Conversion of permanent pasture land to forage crop rotation by conventional tillage and reversion to pasture, for recovery of nutrients is a common practice in New Zealand. Because of their effects on soil physical, chemical and biological degradation, and the extent to which these soil management practices are sustainable is not fully known. To evaluate short- and long-term impact of tillage induced changes in soil physical, chemical and biological properties, a quad replicated field experiment was established at Massey University, Turitea campus in 1995. Permanent pasture land was converted to a double crop rotation using conventional (CT) and no-tillage (NT) practices on the Ohakea silt loam soil. The overall aim of this research programme is to develop a sustainable land use management for pasture-based arable cropping to suit local farming conditions. The present study investigated the effects of CT and NT practices on soil biological status and CO2 emission. The test crops were summer fodder maize (Zea mays L.) and winter oats (Avena sativa). An adjacent permanent pasture (PP) was used as a control. Soil samples were collected at 0-100 mm in summer, 0-50 and 50-100 mm depths in autumn and winter before or after crop harvest. The 'fresh' field moist, sieved samples were used for the measurement of microbial biomass carbon (MBC), nitrogen (MBN), phosphorus (MBP) and basal soil respiration. Earthworm population and biomass were extrusion with formaldehyde. Field CO2

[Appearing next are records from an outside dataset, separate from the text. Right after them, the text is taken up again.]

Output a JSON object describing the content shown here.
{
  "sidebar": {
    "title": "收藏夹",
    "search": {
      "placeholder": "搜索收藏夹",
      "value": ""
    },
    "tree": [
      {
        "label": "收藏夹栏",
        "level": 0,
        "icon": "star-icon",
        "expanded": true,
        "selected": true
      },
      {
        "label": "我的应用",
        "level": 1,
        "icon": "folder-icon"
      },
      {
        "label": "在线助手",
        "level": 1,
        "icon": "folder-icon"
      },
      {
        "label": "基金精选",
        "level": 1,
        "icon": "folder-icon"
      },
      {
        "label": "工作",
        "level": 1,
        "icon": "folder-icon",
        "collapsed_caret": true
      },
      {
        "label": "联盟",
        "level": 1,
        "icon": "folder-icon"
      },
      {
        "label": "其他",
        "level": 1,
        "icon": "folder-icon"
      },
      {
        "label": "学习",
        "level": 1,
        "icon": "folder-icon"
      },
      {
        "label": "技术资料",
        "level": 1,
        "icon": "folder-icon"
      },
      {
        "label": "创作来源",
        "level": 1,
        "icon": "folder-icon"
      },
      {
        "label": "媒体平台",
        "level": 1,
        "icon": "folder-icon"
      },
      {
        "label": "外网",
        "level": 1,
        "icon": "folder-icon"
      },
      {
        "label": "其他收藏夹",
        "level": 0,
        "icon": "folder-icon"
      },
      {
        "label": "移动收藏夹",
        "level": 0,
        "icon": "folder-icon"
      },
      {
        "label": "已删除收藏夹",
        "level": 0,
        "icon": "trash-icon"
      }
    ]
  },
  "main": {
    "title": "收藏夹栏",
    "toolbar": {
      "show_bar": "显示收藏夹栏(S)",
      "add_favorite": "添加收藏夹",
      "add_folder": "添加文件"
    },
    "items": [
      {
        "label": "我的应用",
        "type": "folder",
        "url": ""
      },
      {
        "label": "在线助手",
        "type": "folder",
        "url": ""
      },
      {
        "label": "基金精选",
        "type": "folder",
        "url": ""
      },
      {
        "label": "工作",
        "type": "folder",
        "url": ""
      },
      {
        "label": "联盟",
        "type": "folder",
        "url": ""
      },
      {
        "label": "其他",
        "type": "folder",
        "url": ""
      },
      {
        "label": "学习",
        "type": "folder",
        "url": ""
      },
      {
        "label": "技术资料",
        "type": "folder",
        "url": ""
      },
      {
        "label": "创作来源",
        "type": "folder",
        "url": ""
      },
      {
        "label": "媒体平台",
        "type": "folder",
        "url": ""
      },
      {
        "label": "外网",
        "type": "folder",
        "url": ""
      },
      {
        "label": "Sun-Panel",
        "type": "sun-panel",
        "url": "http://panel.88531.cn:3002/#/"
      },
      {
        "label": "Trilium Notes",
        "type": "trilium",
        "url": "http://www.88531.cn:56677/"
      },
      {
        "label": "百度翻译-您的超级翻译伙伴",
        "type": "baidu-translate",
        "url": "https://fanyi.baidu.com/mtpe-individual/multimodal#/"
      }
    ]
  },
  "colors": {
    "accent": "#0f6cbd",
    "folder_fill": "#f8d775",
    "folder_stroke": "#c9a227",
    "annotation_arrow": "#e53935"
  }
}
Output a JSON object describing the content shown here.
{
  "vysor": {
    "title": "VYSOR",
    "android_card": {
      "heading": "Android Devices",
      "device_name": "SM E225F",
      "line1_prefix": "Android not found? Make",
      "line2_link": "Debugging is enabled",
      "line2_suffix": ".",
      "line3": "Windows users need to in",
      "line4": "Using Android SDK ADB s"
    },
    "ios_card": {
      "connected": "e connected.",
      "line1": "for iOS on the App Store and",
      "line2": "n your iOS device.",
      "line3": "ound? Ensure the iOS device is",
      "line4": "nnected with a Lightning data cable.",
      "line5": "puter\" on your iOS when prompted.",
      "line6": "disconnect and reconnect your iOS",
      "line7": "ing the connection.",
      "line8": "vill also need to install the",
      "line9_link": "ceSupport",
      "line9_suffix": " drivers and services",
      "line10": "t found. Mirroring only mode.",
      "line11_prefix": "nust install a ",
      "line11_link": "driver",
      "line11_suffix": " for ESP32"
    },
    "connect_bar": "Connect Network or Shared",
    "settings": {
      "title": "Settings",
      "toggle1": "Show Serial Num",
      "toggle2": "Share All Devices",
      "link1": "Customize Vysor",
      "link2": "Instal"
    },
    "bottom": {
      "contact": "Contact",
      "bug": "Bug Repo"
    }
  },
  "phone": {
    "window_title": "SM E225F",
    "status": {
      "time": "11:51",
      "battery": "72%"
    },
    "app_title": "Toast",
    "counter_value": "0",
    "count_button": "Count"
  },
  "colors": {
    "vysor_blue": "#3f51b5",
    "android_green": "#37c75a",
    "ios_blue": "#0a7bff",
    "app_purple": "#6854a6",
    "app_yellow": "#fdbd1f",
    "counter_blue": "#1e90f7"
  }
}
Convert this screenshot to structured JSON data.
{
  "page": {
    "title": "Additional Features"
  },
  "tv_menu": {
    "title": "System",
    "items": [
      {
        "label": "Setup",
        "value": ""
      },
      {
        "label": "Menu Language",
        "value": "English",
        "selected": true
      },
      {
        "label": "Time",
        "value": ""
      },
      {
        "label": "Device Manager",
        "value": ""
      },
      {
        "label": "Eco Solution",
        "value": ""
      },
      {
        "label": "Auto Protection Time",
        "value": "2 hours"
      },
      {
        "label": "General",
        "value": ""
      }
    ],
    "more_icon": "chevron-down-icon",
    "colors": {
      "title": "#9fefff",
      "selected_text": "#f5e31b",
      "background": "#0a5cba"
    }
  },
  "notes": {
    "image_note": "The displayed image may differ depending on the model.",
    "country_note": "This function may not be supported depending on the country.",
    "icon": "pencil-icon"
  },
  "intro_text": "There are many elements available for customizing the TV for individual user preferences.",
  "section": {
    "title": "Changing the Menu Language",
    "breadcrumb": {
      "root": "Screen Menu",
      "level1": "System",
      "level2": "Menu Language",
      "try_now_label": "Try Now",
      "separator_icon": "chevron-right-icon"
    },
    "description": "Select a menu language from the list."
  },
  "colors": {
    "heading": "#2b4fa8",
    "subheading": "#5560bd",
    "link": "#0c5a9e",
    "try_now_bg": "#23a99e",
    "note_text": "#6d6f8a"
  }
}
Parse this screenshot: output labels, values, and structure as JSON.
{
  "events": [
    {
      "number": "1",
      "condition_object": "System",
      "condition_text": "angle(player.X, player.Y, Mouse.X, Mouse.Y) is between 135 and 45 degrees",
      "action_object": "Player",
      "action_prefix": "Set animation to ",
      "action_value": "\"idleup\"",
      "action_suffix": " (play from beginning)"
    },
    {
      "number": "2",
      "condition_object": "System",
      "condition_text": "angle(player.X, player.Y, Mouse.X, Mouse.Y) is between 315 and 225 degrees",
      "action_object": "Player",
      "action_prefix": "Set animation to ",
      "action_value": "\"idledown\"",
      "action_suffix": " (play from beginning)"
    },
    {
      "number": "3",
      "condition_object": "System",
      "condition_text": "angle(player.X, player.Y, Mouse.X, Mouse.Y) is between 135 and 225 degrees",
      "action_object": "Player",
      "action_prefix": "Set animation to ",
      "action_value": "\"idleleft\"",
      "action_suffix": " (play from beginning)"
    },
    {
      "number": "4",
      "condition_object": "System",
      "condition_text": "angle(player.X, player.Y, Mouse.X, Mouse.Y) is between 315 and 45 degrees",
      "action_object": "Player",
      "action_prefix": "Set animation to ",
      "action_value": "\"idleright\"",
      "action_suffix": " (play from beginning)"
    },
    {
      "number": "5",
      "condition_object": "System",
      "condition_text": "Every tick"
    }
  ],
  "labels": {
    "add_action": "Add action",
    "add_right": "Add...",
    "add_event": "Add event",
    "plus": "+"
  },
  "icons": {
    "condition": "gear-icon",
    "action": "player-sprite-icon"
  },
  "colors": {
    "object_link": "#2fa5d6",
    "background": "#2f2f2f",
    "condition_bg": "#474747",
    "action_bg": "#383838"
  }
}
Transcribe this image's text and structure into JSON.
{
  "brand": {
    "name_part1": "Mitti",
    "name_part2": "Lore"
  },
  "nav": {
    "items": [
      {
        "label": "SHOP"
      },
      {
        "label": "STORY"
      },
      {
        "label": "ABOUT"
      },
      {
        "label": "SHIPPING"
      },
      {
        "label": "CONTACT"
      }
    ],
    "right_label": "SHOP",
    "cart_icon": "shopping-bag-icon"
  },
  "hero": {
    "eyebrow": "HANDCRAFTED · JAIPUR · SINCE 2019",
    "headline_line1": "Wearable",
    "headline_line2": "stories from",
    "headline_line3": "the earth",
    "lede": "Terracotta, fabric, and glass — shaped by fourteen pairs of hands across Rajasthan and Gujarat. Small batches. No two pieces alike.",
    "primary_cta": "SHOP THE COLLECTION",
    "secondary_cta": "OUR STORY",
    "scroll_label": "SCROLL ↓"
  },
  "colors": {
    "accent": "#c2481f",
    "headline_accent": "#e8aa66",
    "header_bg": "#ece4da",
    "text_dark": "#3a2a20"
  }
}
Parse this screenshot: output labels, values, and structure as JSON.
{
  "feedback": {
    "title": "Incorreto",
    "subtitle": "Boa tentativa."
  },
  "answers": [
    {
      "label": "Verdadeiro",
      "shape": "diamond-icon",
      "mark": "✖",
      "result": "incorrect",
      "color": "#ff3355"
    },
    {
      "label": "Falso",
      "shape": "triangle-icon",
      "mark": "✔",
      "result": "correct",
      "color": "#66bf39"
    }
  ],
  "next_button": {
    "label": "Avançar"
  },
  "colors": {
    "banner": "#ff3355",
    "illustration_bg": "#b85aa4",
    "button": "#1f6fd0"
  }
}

emission was measured at 3-4 weeks interval for one year. After two years of continuous cropping, overall nutrients status (organic C, total N and total P) in NT remained similar to that in PP. In CT the nutrient levels were significantly lower. Earthworm population and live mass were also significantly lower in CT as compared to PP and NT treatments. However, there was no differences in plant establishment, crop dry matter yield, soil temperature and soil pH (0-100 mm depth) between the two tillage (NT and CT) systems. Higher levels of MBC, MBN and MBP were found in NT as compared with CT at 0-100 mm depth throughout the three seasons studied. When samples were analysed separately from two depths i.e. 0-50 and 50-100 mm, the microbial biomass contents were higher in surface soil (0-50 mm depth) as compared with 50-100 mm depth. Microbial biomass contents at 50-100 mm layer did not differ significantly among the three treatments. At 0-100 mm depth, MBC declined by 29%, MBN by 32% and MBP by 33% with two years (4 crops) of CT. Such a decline in microbial biomass is an early indication of future decline in soil organic matter. Soil organic matter (total C) had also declined by 22% (from 35,316 to 27,608 kg ha-1) with CT. No such decline occurred either in MBC, MBN and MBP or organic matter with NT. Basal soil respiration data indicated that microbial biomass activity in CT was 38% lower than in NT at 0-50 mm depth. However, at 50-100 mm depth, the activity was 25% higher in CT as compared with NT. Metabolic quotient (qCO2) did not differ among the three treatments at 0-50 and 50-100 mm soil depths. Field CO2 emission from PP was significantly higher as compared to NT and CT treatments. The two tillage practices did not influence the CO2 emission measured both shortly after tillage and during crop growth period. The annual estimated carbon loss through CO2 emission was 34 t C ha-1 year-1 in PP, 24 t C ha-1 year in NT and 21 t C hayear in CT treatment. Field CO emission was generally higher in summer and autumn as compared to winter and spring. Overall, this study, which spanned two cropping seasons, clearly showed that 2 years cropping with CT resulted in a decline in soil biological status and organic matter. The decline in soil biological status is likely to affect crop yields in CT over the longer period. Conversely, NT cropping was efficient in sustaining soil biological status and organic matter. NT had similar influence on soil biological status as clover based PP during a short-period. Therefore, it is concluded that NT may be used as an effective tool to enhance soil productivity while promoting agricultural sustainability.